  28. Jeremiah J. on October 13, 2004 at 2:24 pm

    Matt, I’m very disappointed to hear another intelligent person witness the decline of the American institution of journalism with glee. The fact is that the news media is as a whole, probably to the left of most of America on the issue of gay marriage, and further to the left of my own view of the issue. Sometimes this perspective manifests itself in the tone of a news article. After all, every article can be said to have some ‘tone’, and it will probably be a tone that could influence someone to believe something different from what they currently believe, whether that ‘tone’ is right, left, or centrist. But to admit this is very far from admitting that this situation is easily avoidable, or morally disgusting or that citizens are commonly manipulated by tone. Indeed on the last issue, political science has found quite the opposite.

    Good, investigative journalism, which takes seriously its mission to inform a democratic electorate and holds itself to high, generally recognized standards of ethics and evidence, doesn’t just happen. It’s a relatively recent phenomenon in American life, one which followed an era of mostly partisan print media. The way to solve the problems in journalism is not to begin calling everything good journalism (which is precisely what is happening on the heels of the “slow death” of the “mainstream media”). Bill O’Reilly is not Mike Wallace, “Unfit for Command” is not the equivalent of Bob Woodward’s series on Watergate, and the Drudge Report is not the Washington Post. Surely you must see this. Simply because the media changes its ‘tone’ to fit our own views on the issue of gay marriage, does not mean it is doing a better job of serving us as citizens.

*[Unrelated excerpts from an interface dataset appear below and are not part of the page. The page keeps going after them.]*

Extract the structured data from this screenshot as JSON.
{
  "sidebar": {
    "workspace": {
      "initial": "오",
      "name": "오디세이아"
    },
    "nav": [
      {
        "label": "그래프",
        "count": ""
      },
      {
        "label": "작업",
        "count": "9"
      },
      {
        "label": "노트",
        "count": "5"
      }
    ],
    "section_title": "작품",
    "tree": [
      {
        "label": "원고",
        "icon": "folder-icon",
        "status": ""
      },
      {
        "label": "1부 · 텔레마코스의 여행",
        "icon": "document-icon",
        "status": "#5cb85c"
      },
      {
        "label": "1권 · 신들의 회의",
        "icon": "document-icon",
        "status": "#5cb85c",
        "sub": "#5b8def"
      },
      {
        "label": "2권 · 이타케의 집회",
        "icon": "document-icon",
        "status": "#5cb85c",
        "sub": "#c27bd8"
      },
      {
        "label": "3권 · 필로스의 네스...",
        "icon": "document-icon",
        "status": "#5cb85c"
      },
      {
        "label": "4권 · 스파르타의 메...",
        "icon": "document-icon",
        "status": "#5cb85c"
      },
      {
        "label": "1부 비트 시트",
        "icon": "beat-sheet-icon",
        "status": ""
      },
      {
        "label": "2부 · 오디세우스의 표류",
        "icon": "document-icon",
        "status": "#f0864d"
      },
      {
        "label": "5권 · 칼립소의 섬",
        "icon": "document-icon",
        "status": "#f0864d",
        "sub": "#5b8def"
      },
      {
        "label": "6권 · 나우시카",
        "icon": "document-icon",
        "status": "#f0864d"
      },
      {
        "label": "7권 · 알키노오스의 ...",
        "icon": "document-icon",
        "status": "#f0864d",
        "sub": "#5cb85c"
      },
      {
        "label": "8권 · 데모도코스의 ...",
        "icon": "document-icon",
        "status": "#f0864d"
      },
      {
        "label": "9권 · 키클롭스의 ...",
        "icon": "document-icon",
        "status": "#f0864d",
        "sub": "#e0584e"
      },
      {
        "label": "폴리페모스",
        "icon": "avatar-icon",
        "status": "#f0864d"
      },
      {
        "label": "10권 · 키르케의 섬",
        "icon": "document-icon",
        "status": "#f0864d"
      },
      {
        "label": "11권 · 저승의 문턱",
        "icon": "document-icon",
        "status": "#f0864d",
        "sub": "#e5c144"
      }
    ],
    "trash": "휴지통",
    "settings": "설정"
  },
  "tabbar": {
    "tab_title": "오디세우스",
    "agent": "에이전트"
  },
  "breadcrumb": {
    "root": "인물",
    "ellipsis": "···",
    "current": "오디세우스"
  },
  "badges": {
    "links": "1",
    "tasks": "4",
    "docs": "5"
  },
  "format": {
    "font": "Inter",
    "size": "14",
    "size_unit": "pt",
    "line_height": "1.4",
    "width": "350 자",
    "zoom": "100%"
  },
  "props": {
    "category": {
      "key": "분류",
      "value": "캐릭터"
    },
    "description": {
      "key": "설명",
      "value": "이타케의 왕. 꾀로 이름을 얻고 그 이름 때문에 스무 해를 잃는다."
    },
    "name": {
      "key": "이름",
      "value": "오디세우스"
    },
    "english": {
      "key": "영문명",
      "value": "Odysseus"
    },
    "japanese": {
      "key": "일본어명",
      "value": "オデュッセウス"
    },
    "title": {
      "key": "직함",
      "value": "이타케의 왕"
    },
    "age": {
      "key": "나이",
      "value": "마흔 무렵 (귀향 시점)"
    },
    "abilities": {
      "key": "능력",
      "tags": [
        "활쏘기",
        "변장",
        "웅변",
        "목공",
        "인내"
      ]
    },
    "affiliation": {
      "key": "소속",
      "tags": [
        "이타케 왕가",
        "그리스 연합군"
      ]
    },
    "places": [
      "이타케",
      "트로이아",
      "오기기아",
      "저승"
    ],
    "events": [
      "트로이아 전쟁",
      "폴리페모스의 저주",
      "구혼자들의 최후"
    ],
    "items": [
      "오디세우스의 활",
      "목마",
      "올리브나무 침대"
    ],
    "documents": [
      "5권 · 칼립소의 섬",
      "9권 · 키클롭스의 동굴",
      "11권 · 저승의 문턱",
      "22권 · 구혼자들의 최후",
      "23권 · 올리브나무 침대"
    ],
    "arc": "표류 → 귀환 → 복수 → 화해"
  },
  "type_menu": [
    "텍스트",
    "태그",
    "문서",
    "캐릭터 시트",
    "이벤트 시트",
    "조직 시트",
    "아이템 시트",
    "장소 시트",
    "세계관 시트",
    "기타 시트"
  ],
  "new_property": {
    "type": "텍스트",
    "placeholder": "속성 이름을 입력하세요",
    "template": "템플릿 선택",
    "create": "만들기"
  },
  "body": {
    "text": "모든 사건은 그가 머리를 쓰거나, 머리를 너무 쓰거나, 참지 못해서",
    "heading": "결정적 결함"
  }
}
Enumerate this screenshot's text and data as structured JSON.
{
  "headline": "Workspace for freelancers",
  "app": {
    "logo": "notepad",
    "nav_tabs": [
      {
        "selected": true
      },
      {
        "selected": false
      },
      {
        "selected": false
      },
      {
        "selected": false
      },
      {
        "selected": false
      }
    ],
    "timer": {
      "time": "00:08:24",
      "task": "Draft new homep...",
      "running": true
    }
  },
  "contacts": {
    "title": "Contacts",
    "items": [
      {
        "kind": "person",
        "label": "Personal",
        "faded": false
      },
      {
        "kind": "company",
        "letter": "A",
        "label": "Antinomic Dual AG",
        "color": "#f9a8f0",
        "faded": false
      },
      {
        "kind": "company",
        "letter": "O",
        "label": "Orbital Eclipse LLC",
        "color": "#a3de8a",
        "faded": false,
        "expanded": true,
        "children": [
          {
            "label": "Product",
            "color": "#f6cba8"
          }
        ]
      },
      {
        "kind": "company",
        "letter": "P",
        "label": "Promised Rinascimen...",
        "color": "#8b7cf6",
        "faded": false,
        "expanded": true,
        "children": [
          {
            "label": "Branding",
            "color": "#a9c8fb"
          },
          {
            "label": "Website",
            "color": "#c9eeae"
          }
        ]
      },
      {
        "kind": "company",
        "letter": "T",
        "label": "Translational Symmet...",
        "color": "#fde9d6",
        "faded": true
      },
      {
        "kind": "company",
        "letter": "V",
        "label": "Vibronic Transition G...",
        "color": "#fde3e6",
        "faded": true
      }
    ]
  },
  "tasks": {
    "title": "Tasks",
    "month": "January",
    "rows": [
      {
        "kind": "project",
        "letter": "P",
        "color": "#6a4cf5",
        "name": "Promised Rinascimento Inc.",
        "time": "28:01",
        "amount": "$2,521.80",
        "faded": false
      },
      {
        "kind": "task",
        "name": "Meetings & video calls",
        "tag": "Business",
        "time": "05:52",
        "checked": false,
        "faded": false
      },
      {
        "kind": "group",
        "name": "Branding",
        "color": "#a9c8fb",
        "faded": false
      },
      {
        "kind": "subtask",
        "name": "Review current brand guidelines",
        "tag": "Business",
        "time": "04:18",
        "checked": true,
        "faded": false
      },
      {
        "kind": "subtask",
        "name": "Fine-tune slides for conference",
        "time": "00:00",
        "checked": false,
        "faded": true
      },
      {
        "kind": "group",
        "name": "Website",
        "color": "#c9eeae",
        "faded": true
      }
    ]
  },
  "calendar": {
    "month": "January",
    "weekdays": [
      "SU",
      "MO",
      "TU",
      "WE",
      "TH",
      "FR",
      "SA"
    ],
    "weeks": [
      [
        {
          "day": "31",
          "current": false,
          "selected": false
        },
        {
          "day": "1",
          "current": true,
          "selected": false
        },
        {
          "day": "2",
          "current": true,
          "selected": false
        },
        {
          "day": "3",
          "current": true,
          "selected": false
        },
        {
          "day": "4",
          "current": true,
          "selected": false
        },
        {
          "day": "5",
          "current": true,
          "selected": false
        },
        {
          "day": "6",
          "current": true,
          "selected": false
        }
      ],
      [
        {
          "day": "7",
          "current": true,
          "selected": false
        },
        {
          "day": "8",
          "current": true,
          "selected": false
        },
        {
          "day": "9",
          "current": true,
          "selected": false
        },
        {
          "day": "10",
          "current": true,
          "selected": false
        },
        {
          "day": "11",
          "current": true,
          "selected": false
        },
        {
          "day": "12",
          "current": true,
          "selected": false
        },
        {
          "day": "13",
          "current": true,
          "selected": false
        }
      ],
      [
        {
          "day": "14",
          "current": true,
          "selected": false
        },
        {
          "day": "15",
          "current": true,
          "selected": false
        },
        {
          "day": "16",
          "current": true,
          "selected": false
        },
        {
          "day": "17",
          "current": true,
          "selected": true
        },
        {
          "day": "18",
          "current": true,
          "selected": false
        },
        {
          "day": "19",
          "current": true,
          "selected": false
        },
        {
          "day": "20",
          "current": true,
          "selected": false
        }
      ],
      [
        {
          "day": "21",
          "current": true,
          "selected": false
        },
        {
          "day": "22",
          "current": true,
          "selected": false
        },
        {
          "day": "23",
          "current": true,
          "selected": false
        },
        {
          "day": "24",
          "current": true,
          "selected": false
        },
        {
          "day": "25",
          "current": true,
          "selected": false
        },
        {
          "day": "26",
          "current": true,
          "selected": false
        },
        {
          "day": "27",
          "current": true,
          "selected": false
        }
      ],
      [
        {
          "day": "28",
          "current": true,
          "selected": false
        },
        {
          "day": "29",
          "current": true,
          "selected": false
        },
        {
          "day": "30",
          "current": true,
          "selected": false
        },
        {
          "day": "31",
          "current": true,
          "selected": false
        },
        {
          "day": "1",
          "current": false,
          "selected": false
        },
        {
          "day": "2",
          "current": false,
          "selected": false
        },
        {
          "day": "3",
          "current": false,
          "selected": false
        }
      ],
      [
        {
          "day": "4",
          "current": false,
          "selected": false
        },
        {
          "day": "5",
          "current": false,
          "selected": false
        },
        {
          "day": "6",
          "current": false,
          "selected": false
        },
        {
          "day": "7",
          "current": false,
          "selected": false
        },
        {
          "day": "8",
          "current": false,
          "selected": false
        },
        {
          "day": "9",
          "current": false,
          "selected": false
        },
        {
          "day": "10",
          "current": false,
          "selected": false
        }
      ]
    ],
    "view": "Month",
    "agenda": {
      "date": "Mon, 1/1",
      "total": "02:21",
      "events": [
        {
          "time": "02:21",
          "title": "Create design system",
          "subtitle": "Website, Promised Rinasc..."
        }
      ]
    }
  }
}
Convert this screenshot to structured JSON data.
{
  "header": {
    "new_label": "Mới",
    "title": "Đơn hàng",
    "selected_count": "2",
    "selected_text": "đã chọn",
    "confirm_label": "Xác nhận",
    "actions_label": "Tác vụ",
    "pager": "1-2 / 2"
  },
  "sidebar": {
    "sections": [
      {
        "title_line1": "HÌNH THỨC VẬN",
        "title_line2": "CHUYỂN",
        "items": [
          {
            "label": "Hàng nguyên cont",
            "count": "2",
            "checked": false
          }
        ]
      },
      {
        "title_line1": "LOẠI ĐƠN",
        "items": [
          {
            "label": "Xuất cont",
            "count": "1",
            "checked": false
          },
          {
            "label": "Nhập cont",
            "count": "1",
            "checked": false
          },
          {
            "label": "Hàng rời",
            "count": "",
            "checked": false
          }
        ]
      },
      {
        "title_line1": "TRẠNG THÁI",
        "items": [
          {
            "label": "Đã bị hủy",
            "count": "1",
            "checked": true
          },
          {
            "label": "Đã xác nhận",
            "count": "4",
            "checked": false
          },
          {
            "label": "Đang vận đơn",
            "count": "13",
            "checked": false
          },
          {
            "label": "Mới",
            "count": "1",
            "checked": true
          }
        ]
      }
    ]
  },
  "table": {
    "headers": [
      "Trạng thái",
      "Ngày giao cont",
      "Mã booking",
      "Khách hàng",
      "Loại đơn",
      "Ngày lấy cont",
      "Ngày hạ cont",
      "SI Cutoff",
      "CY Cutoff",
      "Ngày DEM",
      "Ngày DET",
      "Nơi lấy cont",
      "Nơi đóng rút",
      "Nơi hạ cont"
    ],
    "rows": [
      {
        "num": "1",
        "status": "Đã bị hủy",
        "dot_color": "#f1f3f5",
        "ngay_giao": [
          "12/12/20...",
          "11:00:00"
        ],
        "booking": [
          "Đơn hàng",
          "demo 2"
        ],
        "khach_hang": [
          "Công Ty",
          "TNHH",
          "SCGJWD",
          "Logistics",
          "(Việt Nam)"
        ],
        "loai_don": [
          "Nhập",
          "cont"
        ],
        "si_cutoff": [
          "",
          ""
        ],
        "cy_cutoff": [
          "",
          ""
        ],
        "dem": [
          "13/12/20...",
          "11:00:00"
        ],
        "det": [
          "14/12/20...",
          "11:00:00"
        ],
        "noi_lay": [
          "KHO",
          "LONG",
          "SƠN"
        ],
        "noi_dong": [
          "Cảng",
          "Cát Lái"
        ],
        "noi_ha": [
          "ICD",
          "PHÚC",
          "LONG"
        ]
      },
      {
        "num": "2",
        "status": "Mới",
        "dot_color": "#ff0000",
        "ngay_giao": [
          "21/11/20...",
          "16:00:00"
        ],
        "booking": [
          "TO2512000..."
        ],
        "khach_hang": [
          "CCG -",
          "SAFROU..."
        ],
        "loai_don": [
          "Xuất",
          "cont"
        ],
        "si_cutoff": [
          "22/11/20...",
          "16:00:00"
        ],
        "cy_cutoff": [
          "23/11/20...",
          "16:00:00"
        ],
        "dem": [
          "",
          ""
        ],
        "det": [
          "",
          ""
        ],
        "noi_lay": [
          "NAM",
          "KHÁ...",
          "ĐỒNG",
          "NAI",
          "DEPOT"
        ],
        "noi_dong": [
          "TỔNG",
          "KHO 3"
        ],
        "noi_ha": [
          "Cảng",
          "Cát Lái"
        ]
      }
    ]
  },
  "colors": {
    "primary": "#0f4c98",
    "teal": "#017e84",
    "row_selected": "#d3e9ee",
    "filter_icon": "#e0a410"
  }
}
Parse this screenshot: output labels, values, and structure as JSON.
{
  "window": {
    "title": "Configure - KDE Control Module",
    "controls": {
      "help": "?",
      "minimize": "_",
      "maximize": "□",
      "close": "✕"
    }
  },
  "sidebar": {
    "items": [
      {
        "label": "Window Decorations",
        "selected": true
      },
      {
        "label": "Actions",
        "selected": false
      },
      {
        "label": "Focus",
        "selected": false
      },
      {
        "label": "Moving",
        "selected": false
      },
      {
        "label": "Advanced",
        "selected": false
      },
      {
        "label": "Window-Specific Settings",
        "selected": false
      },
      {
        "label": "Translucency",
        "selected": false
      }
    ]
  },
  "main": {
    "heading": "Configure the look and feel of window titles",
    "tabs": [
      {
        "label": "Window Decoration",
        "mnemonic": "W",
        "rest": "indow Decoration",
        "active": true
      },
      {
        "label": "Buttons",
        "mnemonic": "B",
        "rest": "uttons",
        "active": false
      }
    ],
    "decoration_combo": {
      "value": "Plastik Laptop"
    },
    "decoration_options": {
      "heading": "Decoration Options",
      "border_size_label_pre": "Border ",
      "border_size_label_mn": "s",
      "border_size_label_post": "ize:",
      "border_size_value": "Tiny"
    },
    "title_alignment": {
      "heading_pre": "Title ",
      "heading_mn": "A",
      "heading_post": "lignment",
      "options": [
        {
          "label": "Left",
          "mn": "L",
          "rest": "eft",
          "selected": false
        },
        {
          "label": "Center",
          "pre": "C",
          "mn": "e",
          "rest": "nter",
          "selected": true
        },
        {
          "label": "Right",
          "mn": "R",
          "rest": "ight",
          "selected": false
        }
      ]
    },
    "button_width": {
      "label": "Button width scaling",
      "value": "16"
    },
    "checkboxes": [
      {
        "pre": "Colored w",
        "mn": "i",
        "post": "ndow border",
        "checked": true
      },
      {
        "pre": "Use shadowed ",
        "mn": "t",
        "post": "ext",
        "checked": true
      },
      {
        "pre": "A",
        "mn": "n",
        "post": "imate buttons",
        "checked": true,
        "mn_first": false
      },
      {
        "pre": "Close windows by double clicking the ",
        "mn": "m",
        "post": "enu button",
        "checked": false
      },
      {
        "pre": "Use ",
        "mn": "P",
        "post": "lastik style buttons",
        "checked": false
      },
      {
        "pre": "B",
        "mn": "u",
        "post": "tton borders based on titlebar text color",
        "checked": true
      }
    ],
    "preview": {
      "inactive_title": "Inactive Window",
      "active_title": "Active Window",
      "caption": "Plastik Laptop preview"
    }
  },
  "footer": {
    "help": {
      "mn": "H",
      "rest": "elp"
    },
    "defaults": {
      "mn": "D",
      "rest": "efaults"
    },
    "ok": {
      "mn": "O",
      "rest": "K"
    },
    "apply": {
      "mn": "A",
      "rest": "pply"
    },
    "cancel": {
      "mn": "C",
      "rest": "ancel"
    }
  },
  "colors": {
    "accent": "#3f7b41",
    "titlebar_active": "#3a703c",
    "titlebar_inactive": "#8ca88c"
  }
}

  29. lyle on October 13, 2004 at 6:46 pm

    Jeremiah:

    Perhaps you meant O’Reilly is not Dan Rather?

    or given today’s news…O”Reilly is not Bill Clinton?